EXERCISE AIM: Your answer must be an exact copy of the records below, with every picture left out.

MATERIAL FOR THE TASK: Begin

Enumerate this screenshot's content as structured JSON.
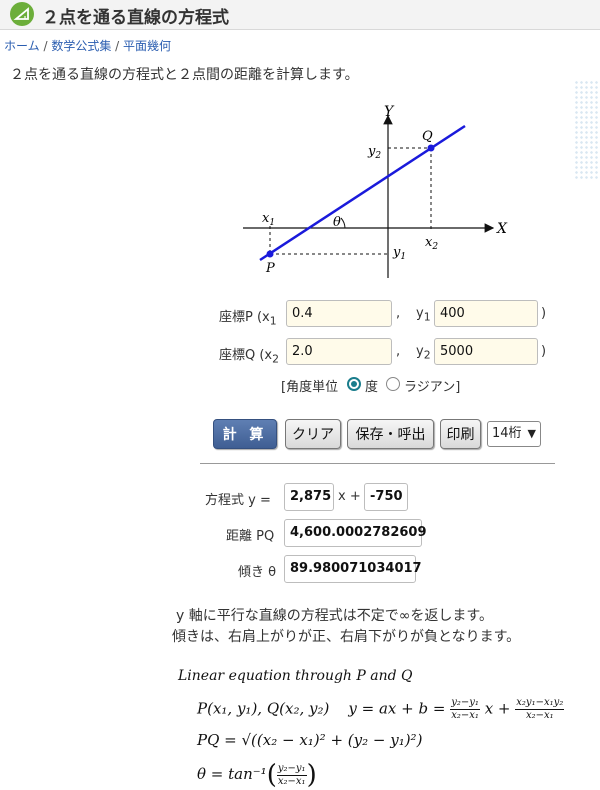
{
  "header": {
    "title": "２点を通る直線の方程式"
  },
  "breadcrumb": {
    "home": "ホーム",
    "sep1": " / ",
    "section": "数学公式集",
    "sep2": " / ",
    "current": "平面幾何"
  },
  "description": "２点を通る直線の方程式と２点間の距離を計算します。",
  "diagram": {
    "y_axis": "Y",
    "x_axis": "X",
    "q_label": "Q",
    "p_label": "P",
    "y2": "y",
    "y2_sub": "2",
    "x1": "x",
    "x1_sub": "1",
    "theta": "θ",
    "x2": "x",
    "x2_sub": "2",
    "y1": "y",
    "y1_sub": "1"
  },
  "form": {
    "p_label": "座標P (x",
    "p_x_sub": "1",
    "p_x_value": "0.4",
    "p_comma": ",",
    "p_y_label": "y",
    "p_y_sub": "1",
    "p_y_value": "400",
    "p_close": ")",
    "q_label": "座標Q (x",
    "q_x_sub": "2",
    "q_x_value": "2.0",
    "q_comma": ",",
    "q_y_label": "y",
    "q_y_sub": "2",
    "q_y_value": "5000",
    "q_close": ")",
    "angle_unit_label": "[角度単位",
    "degree_label": "度",
    "radian_label": "ラジアン]"
  },
  "buttons": {
    "calc": "計 算",
    "clear": "クリア",
    "save": "保存・呼出",
    "print": "印刷",
    "digits": "14桁"
  },
  "results": {
    "eq_label": "方程式 y =",
    "eq_a": "2,875",
    "eq_x": "x +",
    "eq_b": "-750",
    "dist_label": "距離 PQ",
    "dist_value": "4,600.0002782609",
    "angle_label": "傾き θ",
    "angle_value": "89.980071034017"
  },
  "notes": {
    "line1": "y 軸に平行な直線の方程式は不定で∞を返します。",
    "line2": "傾きは、右肩上がりが正、右肩下がりが負となります。"
  },
  "formulas": {
    "heading": "Linear equation through P and Q",
    "pq_points": "P(x₁, y₁), Q(x₂, y₂)",
    "line_eq_lhs": "y = ax + b =",
    "frac1_num": "y₂−y₁",
    "frac1_den": "x₂−x₁",
    "x_plus": "x +",
    "frac2_num": "x₂y₁−x₁y₂",
    "frac2_den": "x₂−x₁",
    "dist_eq": "PQ = √((x₂ − x₁)² + (y₂ − y₁)²)",
    "theta_lhs": "θ = tan⁻¹",
    "frac3_num": "y₂−y₁",
    "frac3_den": "x₂−x₁"
  }
}
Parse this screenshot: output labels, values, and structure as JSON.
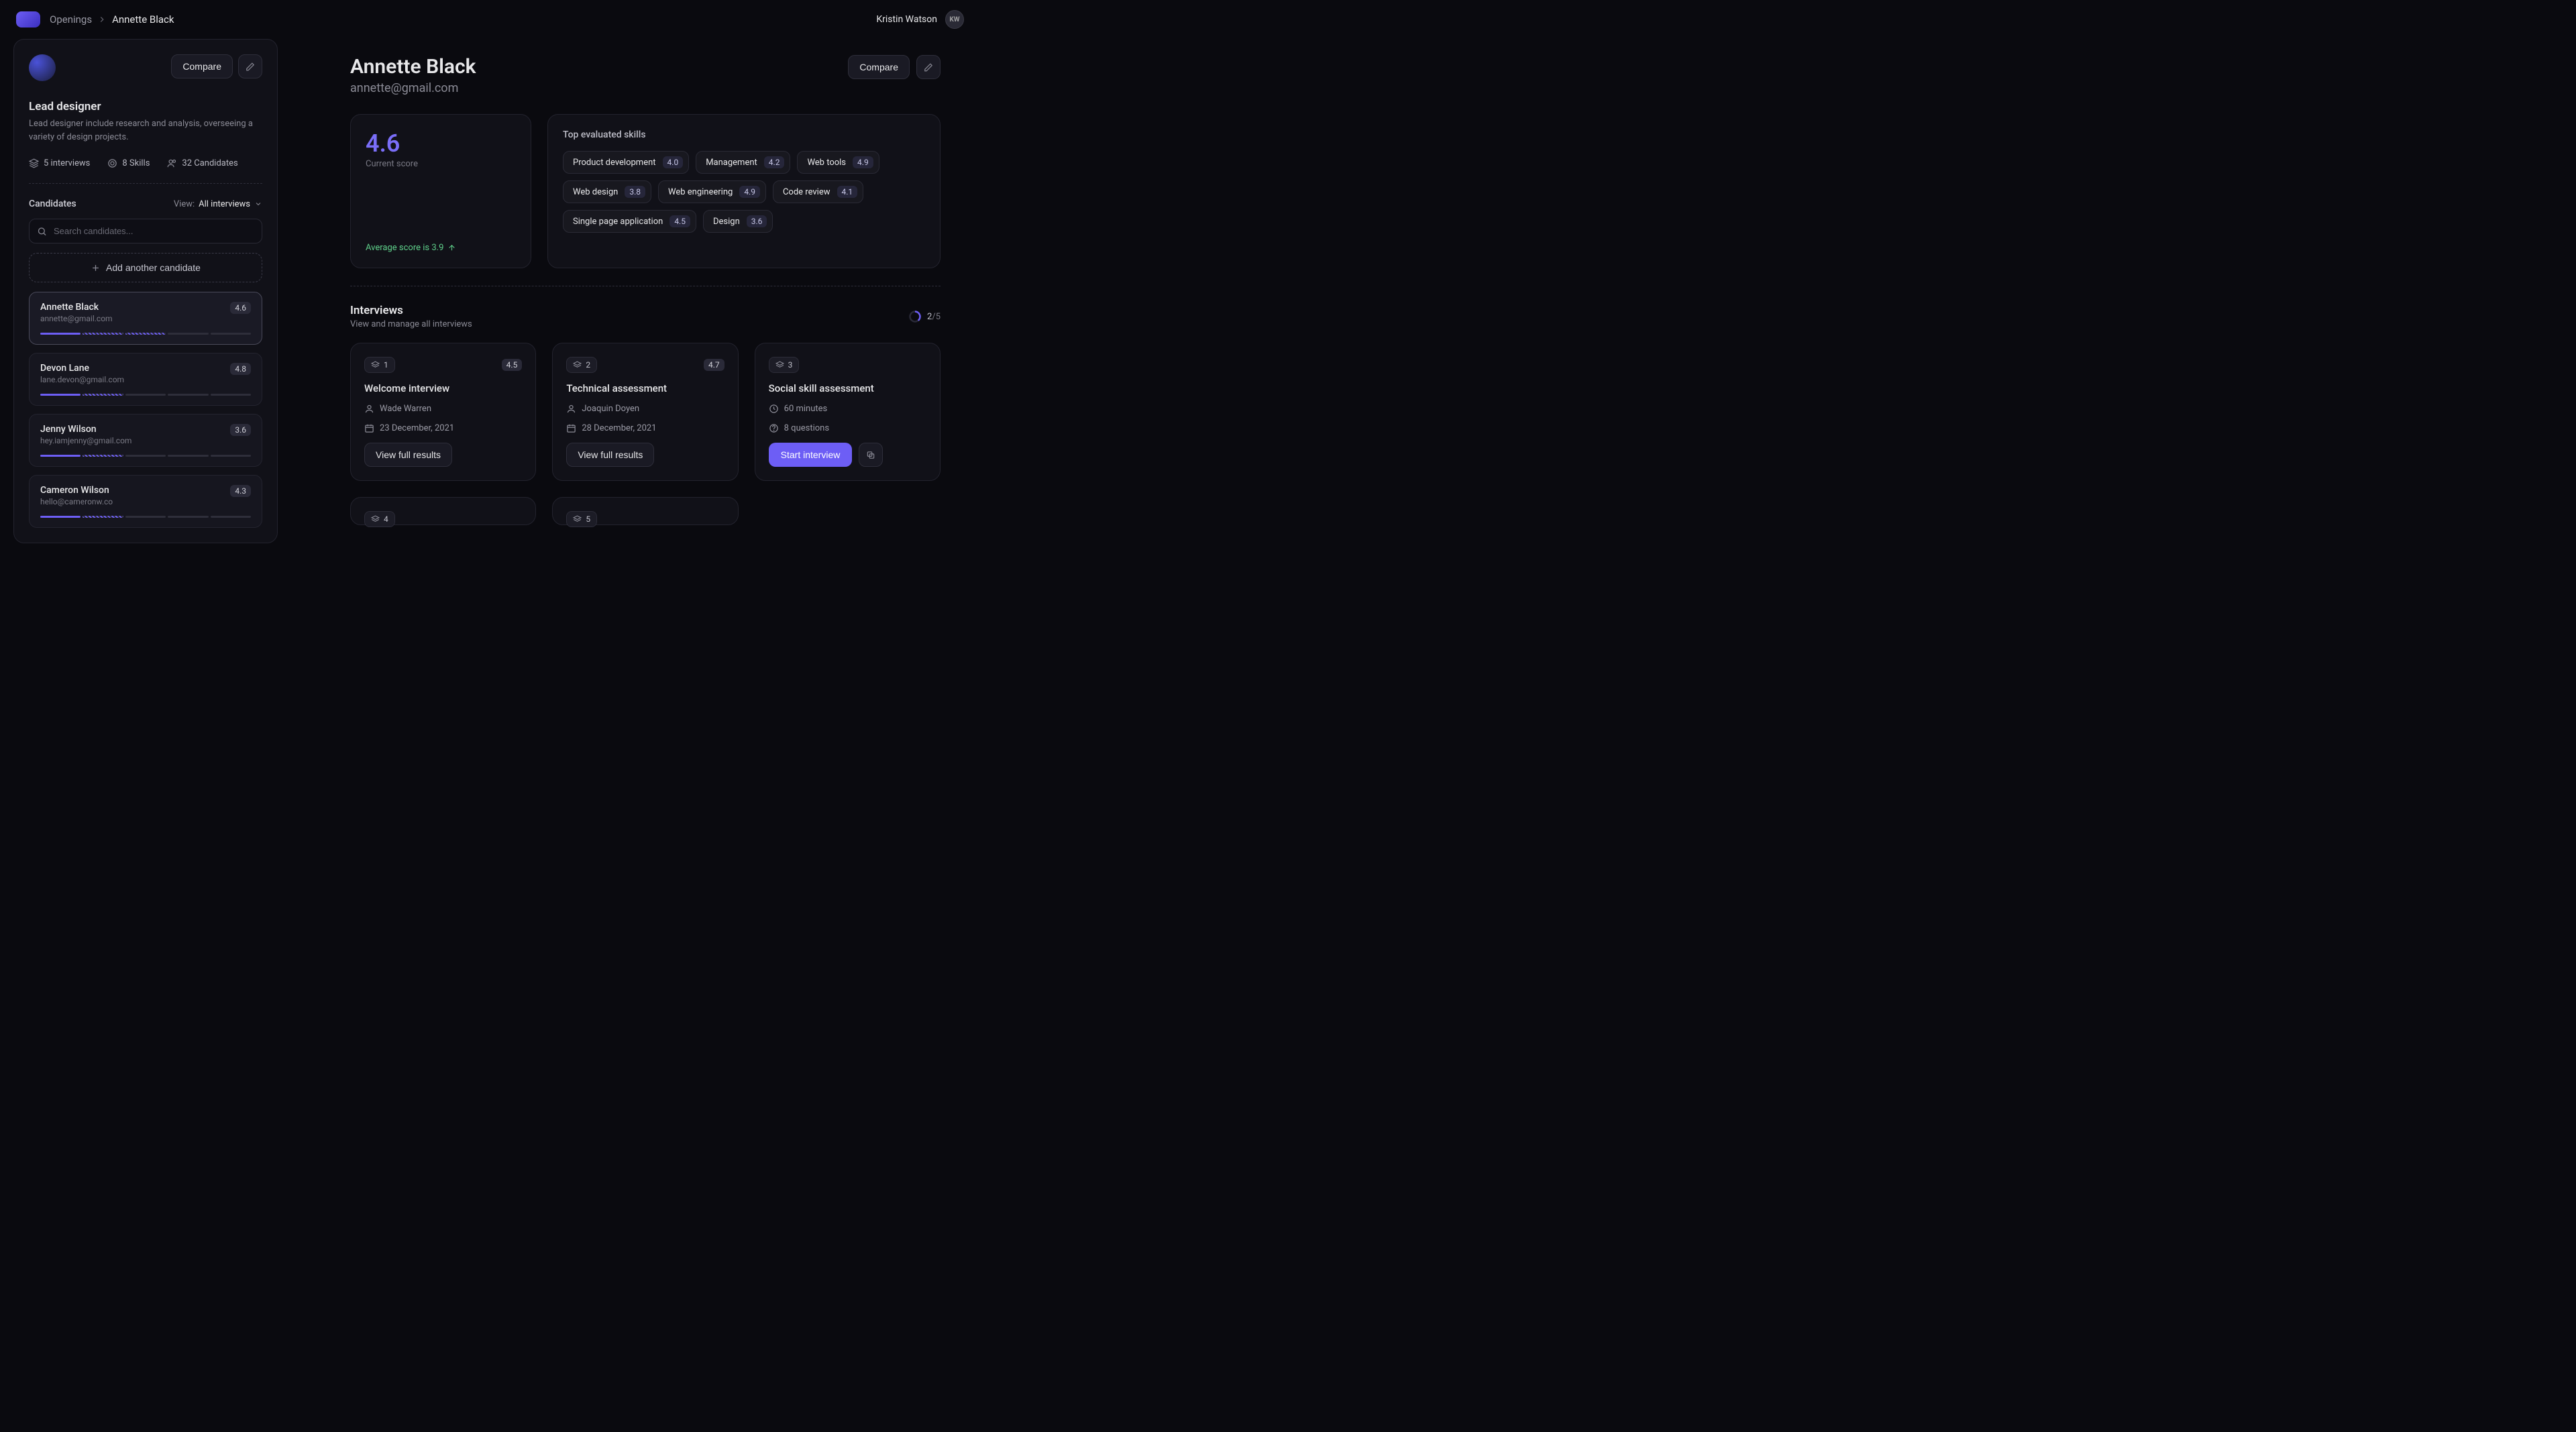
{
  "header": {
    "breadcrumb_root": "Openings",
    "breadcrumb_current": "Annette Black",
    "user_name": "Kristin Watson",
    "user_initials": "KW"
  },
  "role_panel": {
    "compare_label": "Compare",
    "title": "Lead designer",
    "description": "Lead designer include research and analysis, overseeing a variety of design projects.",
    "stats": {
      "interviews": "5 interviews",
      "skills": "8 Skills",
      "candidates": "32 Candidates"
    }
  },
  "candidates_panel": {
    "heading": "Candidates",
    "view_label": "View:",
    "view_value": "All interviews",
    "search_placeholder": "Search candidates...",
    "add_label": "Add another candidate",
    "items": [
      {
        "name": "Annette Black",
        "email": "annette@gmail.com",
        "score": "4.6",
        "filled": 1,
        "hatch": 2,
        "selected": true
      },
      {
        "name": "Devon Lane",
        "email": "lane.devon@gmail.com",
        "score": "4.8",
        "filled": 1,
        "hatch": 1,
        "selected": false
      },
      {
        "name": "Jenny Wilson",
        "email": "hey.iamjenny@gmail.com",
        "score": "3.6",
        "filled": 1,
        "hatch": 1,
        "selected": false
      },
      {
        "name": "Cameron Wilson",
        "email": "hello@cameronw.co",
        "score": "4.3",
        "filled": 1,
        "hatch": 1,
        "selected": false
      }
    ]
  },
  "detail": {
    "name": "Annette Black",
    "email": "annette@gmail.com",
    "compare_label": "Compare",
    "score": {
      "value": "4.6",
      "label": "Current score",
      "avg_text": "Average score is 3.9"
    },
    "skills_heading": "Top evaluated skills",
    "skills": [
      {
        "label": "Product development",
        "value": "4.0"
      },
      {
        "label": "Management",
        "value": "4.2"
      },
      {
        "label": "Web tools",
        "value": "4.9"
      },
      {
        "label": "Web design",
        "value": "3.8"
      },
      {
        "label": "Web engineering",
        "value": "4.9"
      },
      {
        "label": "Code review",
        "value": "4.1"
      },
      {
        "label": "Single page application",
        "value": "4.5"
      },
      {
        "label": "Design",
        "value": "3.6"
      }
    ]
  },
  "interviews": {
    "heading": "Interviews",
    "subheading": "View and manage all interviews",
    "progress_done": "2",
    "progress_total": "/5",
    "cards": [
      {
        "step": "1",
        "score": "4.5",
        "title": "Welcome interview",
        "person": "Wade Warren",
        "date": "23 December, 2021",
        "action": "View full results"
      },
      {
        "step": "2",
        "score": "4.7",
        "title": "Technical assessment",
        "person": "Joaquin Doyen",
        "date": "28 December, 2021",
        "action": "View full results"
      },
      {
        "step": "3",
        "score": "",
        "title": "Social skill assessment",
        "duration": "60 minutes",
        "questions": "8 questions",
        "primary_action": "Start interview"
      }
    ],
    "stubs": [
      {
        "step": "4"
      },
      {
        "step": "5"
      }
    ]
  }
}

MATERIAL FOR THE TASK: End

SOLUTION TO THE PROBLEM:
Enumerate this screenshot's content as structured JSON.
{
  "header": {
    "title": "２点を通る直線の方程式"
  },
  "breadcrumb": {
    "home": "ホーム",
    "sep1": " / ",
    "section": "数学公式集",
    "sep2": " / ",
    "current": "平面幾何"
  },
  "description": "２点を通る直線の方程式と２点間の距離を計算します。",
  "diagram": {
    "y_axis": "Y",
    "x_axis": "X",
    "q_label": "Q",
    "p_label": "P",
    "y2": "y",
    "y2_sub": "2",
    "x1": "x",
    "x1_sub": "1",
    "theta": "θ",
    "x2": "x",
    "x2_sub": "2",
    "y1": "y",
    "y1_sub": "1"
  },
  "form": {
    "p_label": "座標P (x",
    "p_x_sub": "1",
    "p_x_value": "0.4",
    "p_comma": ",",
    "p_y_label": "y",
    "p_y_sub": "1",
    "p_y_value": "400",
    "p_close": ")",
    "q_label": "座標Q (x",
    "q_x_sub": "2",
    "q_x_value": "2.0",
    "q_comma": ",",
    "q_y_label": "y",
    "q_y_sub": "2",
    "q_y_value": "5000",
    "q_close": ")",
    "angle_unit_label": "[角度単位",
    "degree_label": "度",
    "radian_label": "ラジアン]"
  },
  "buttons": {
    "calc": "計 算",
    "clear": "クリア",
    "save": "保存・呼出",
    "print": "印刷",
    "digits": "14桁"
  },
  "results": {
    "eq_label": "方程式 y =",
    "eq_a": "2,875",
    "eq_x": "x +",
    "eq_b": "-750",
    "dist_label": "距離 PQ",
    "dist_value": "4,600.0002782609",
    "angle_label": "傾き θ",
    "angle_value": "89.980071034017"
  },
  "notes": {
    "line1": "y 軸に平行な直線の方程式は不定で∞を返します。",
    "line2": "傾きは、右肩上がりが正、右肩下がりが負となります。"
  },
  "formulas": {
    "heading": "Linear equation through P and Q",
    "pq_points": "P(x₁, y₁), Q(x₂, y₂)",
    "line_eq_lhs": "y = ax + b =",
    "frac1_num": "y₂−y₁",
    "frac1_den": "x₂−x₁",
    "x_plus": "x +",
    "frac2_num": "x₂y₁−x₁y₂",
    "frac2_den": "x₂−x₁",
    "dist_eq": "PQ = √((x₂ − x₁)² + (y₂ − y₁)²)",
    "theta_lhs": "θ = tan⁻¹",
    "frac3_num": "y₂−y₁",
    "frac3_den": "x₂−x₁"
  }
}
Parse this screenshot: output labels, values, and structure as JSON.
{
  "header": {
    "breadcrumb_root": "Openings",
    "breadcrumb_current": "Annette Black",
    "user_name": "Kristin Watson",
    "user_initials": "KW"
  },
  "role_panel": {
    "compare_label": "Compare",
    "title": "Lead designer",
    "description": "Lead designer include research and analysis, overseeing a variety of design projects.",
    "stats": {
      "interviews": "5 interviews",
      "skills": "8 Skills",
      "candidates": "32 Candidates"
    }
  },
  "candidates_panel": {
    "heading": "Candidates",
    "view_label": "View:",
    "view_value": "All interviews",
    "search_placeholder": "Search candidates...",
    "add_label": "Add another candidate",
    "items": [
      {
        "name": "Annette Black",
        "email": "annette@gmail.com",
        "score": "4.6",
        "filled": 1,
        "hatch": 2,
        "selected": true
      },
      {
        "name": "Devon Lane",
        "email": "lane.devon@gmail.com",
        "score": "4.8",
        "filled": 1,
        "hatch": 1,
        "selected": false
      },
      {
        "name": "Jenny Wilson",
        "email": "hey.iamjenny@gmail.com",
        "score": "3.6",
        "filled": 1,
        "hatch": 1,
        "selected": false
      },
      {
        "name": "Cameron Wilson",
        "email": "hello@cameronw.co",
        "score": "4.3",
        "filled": 1,
        "hatch": 1,
        "selected": false
      }
    ]
  },
  "detail": {
    "name": "Annette Black",
    "email": "annette@gmail.com",
    "compare_label": "Compare",
    "score": {
      "value": "4.6",
      "label": "Current score",
      "avg_text": "Average score is 3.9"
    },
    "skills_heading": "Top evaluated skills",
    "skills": [
      {
        "label": "Product development",
        "value": "4.0"
      },
      {
        "label": "Management",
        "value": "4.2"
      },
      {
        "label": "Web tools",
        "value": "4.9"
      },
      {
        "label": "Web design",
        "value": "3.8"
      },
      {
        "label": "Web engineering",
        "value": "4.9"
      },
      {
        "label": "Code review",
        "value": "4.1"
      },
      {
        "label": "Single page application",
        "value": "4.5"
      },
      {
        "label": "Design",
        "value": "3.6"
      }
    ]
  },
  "interviews": {
    "heading": "Interviews",
    "subheading": "View and manage all interviews",
    "progress_done": "2",
    "progress_total": "/5",
    "cards": [
      {
        "step": "1",
        "score": "4.5",
        "title": "Welcome interview",
        "person": "Wade Warren",
        "date": "23 December, 2021",
        "action": "View full results"
      },
      {
        "step": "2",
        "score": "4.7",
        "title": "Technical assessment",
        "person": "Joaquin Doyen",
        "date": "28 December, 2021",
        "action": "View full results"
      },
      {
        "step": "3",
        "score": "",
        "title": "Social skill assessment",
        "duration": "60 minutes",
        "questions": "8 questions",
        "primary_action": "Start interview"
      }
    ],
    "stubs": [
      {
        "step": "4"
      },
      {
        "step": "5"
      }
    ]
  }
}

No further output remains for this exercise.